What do you think the egg does to the recipe?
What would happen if we added too much/too little water?
Why is it important to mix the dry and wet ingredients separately before combining them?
Why do you think the temperature matters? What would happen if the oven/ stove temperature was too hot or too cold?
Teaching and learning doesn’t have to be a big thought out activity each time. Here some examples to help you through the little daily tasks:
While getting the mail, talk about how many pieces of mail you received, the shapes of the envelopes, which is thicker/ thinner or smaller/bigger.
During meal times, talk about your food, what you’re eating, and different adjectives to describe the food. Encourage your child to use their 5 senses while eating - talk about how it smells, how it looks, what it sounds like while chewing, how it feels, and, of course, how it tastes.
If your child is engaged in online learning, have them talk about what they are doing and what they learned. Ask them what they already knew and what was new information.
Go for a walk around the neighborhood and talk about the different colors you see and the different shapes you see. Then compare and contrast what you see. For example, the different shades of yellow houses, the different textures of leaves, what animals might live where, and why they’ve chosen that habitat.
During these uncertain times, it can seem like a daunting task to continue working at home and playing the role of teacher for your children out of school. Activities and experiments may work for some parents, while just getting by might work for others. Regardless of your plans, embedding some questions and language throughout your day will help your children stay focused, engaged, and ready to learn.
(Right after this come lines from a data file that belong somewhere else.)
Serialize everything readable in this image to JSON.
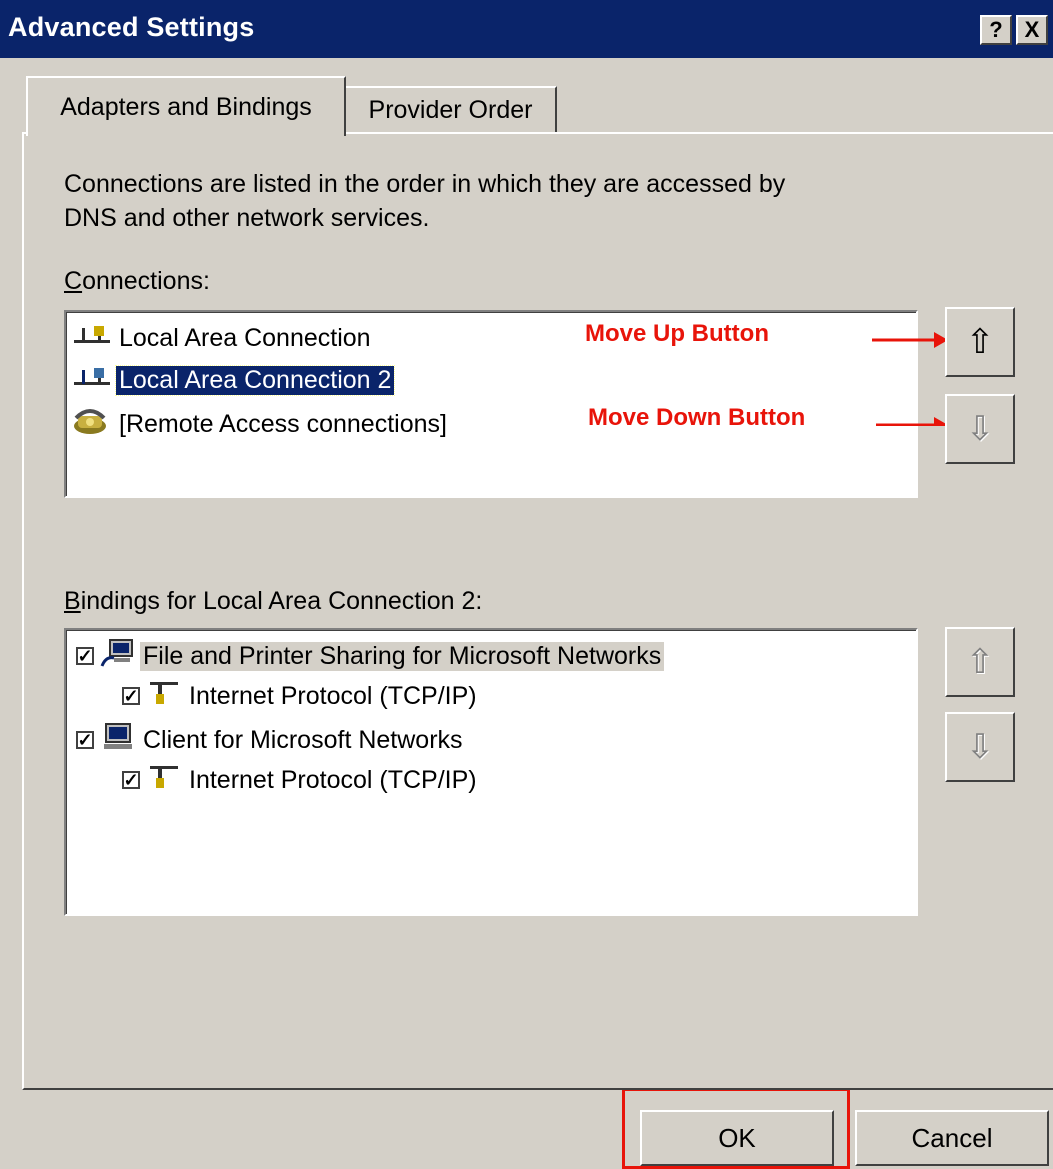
{
  "window": {
    "title": "Advanced Settings",
    "help_label": "?",
    "close_label": "X"
  },
  "tabs": [
    {
      "label": "Adapters and Bindings",
      "active": true
    },
    {
      "label": "Provider Order",
      "active": false
    }
  ],
  "description": {
    "line1": "Connections are listed in the order in which they are accessed by",
    "line2": "DNS and other network services."
  },
  "connections": {
    "label": "Connections:",
    "items": [
      {
        "label": "Local Area Connection",
        "icon": "network-icon",
        "selected": false
      },
      {
        "label": "Local Area Connection 2",
        "icon": "network-icon",
        "selected": true
      },
      {
        "label": "[Remote Access connections]",
        "icon": "phone-icon",
        "selected": false
      }
    ],
    "move_up_glyph": "⇧",
    "move_down_glyph": "⇩"
  },
  "bindings": {
    "label": "Bindings for Local Area Connection 2:",
    "items": [
      {
        "label": "File and Printer Sharing for Microsoft Networks",
        "checked": true,
        "level": 0,
        "icon": "computer-share-icon"
      },
      {
        "label": "Internet Protocol (TCP/IP)",
        "checked": true,
        "level": 1,
        "icon": "protocol-icon"
      },
      {
        "label": "Client for Microsoft Networks",
        "checked": true,
        "level": 0,
        "icon": "computer-icon"
      },
      {
        "label": "Internet Protocol (TCP/IP)",
        "checked": true,
        "level": 1,
        "icon": "protocol-icon"
      }
    ]
  },
  "annotations": {
    "move_up": "Move Up Button",
    "move_down": "Move Down Button",
    "color": "#e8140a"
  },
  "buttons": {
    "ok": "OK",
    "cancel": "Cancel"
  }
}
With the increased presence of virtual schooling, parents and educators of young children, including myself, are finding themselves stressed. Are children getting the content they need? How do I engage children in learning virtually? How do we help children develop essential skills such as curiosity, attention, and emotion regulation in a virtual setting? In a recent New York Times op-ed, entitled “Kids Can Learn to Love Learning, Even Over Zoom”, psychologist Adam Grant shared ways that teachers can promote curiosity in a virtual classroom. He discussed the importance of including “mystery, exploration, and meaning.”
Teachers everywhere have yet another new challenge—supporting students and their families from home. We know that high-quality interactions, including interesting, hands-on experiences that are facilitated and supported with feedback, scaffolding, and higher-order thinking questions, best support young students' learning. So how do you help your students' caregivers offer the same high-quality interactions while at home? Well, Rachel Giannini has some super fun ideas to share! The following are ideas she shared during her session at our recent InterAct CLASS Summit.
Most kids like arts and crafts. They’re a great outlet for creativity. Ever watch a child finger-paint and see their delight as they make huge swirls and marks with their paint covered hands? Because arts and crafts are fun, they are a go-to activity for teachers, baby-sitters, and parents alike.
We are into our 5th week of school closures in my state and our governor already announced that schools will not reopen this academic year. While it’s true that most districts are sending information home and/or offering online instruction, kids still have more time on their hands than usual. What does all of this mean? It means we have a lot of bored and antsy children on our hands and social distancing means that a lot of kids are not able to spend time with people who aren’t a part of their family, which only makes matters worse.